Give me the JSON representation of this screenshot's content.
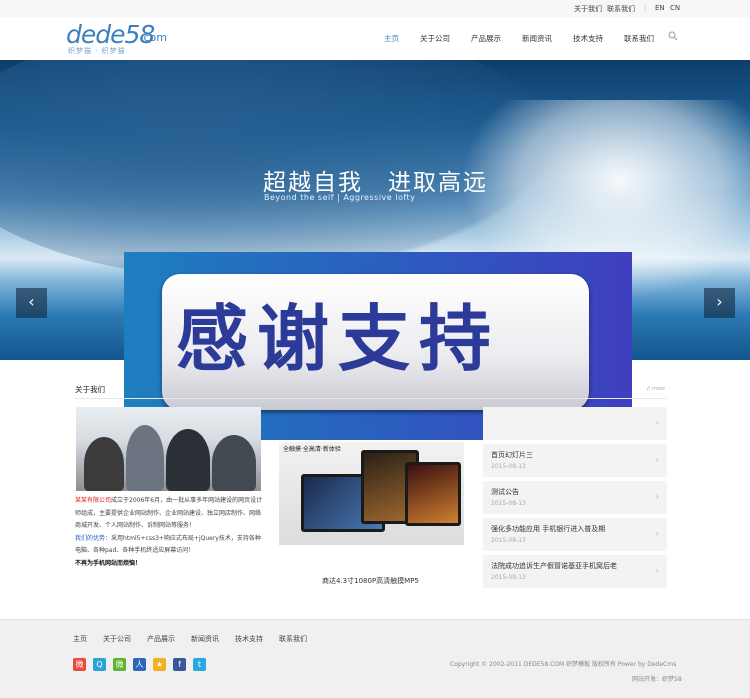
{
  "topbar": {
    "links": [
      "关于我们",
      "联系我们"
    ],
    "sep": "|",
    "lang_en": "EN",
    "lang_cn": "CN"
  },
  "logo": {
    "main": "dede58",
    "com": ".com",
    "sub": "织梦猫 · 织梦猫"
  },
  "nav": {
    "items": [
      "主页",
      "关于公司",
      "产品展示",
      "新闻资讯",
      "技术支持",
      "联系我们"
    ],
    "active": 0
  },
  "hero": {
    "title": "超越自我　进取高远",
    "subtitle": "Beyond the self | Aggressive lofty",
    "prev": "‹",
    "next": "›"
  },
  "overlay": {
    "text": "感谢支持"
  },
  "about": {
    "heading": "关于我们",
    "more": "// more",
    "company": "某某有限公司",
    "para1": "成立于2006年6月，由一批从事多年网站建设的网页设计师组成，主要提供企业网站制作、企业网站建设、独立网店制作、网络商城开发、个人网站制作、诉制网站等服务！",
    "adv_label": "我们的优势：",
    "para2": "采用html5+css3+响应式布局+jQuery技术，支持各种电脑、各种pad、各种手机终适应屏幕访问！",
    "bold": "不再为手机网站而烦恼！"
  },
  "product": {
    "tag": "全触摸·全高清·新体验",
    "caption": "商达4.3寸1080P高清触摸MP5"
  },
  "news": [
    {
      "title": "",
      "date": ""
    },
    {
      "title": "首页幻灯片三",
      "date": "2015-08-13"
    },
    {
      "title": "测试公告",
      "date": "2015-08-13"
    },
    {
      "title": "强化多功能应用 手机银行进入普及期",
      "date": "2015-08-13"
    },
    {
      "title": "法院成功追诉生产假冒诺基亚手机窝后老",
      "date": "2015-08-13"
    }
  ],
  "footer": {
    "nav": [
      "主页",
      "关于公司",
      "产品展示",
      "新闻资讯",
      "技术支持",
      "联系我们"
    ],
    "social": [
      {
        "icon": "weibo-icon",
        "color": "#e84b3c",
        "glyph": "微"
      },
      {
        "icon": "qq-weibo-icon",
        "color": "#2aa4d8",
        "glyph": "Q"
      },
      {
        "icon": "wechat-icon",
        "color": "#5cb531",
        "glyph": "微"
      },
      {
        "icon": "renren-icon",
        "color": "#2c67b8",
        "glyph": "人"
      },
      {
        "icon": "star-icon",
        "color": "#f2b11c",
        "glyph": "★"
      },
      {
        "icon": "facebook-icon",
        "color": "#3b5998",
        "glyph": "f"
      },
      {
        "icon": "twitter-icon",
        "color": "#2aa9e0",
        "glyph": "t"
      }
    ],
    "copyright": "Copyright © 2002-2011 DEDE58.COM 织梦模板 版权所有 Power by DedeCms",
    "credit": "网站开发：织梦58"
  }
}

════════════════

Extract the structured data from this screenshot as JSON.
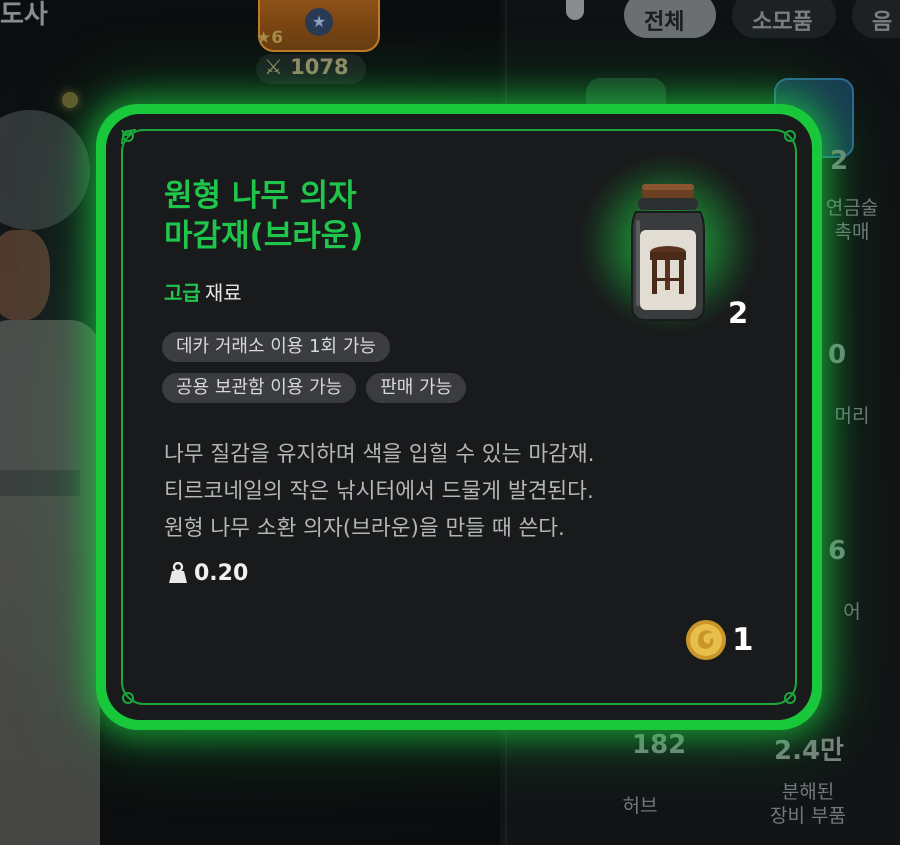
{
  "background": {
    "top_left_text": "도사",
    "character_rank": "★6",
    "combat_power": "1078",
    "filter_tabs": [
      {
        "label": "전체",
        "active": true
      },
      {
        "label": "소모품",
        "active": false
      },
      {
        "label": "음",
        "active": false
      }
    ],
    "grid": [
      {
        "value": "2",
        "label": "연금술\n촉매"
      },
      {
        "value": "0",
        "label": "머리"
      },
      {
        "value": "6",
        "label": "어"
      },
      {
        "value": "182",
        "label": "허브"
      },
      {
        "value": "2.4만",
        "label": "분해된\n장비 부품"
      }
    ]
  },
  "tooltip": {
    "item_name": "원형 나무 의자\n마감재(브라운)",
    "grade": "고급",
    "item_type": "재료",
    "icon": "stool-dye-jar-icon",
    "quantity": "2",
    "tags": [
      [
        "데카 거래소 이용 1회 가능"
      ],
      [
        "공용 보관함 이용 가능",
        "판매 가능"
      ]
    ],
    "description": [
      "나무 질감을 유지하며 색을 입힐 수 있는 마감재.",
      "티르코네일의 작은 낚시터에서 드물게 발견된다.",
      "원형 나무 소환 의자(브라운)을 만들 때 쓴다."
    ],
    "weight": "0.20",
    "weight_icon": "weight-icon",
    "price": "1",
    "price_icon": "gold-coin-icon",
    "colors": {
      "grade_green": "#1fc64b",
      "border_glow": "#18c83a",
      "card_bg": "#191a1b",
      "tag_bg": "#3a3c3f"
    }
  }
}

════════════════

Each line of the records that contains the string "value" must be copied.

        "value": "2",
        "value": "0",
        "value": "6",
        "value": "182",
        "value": "2.4만",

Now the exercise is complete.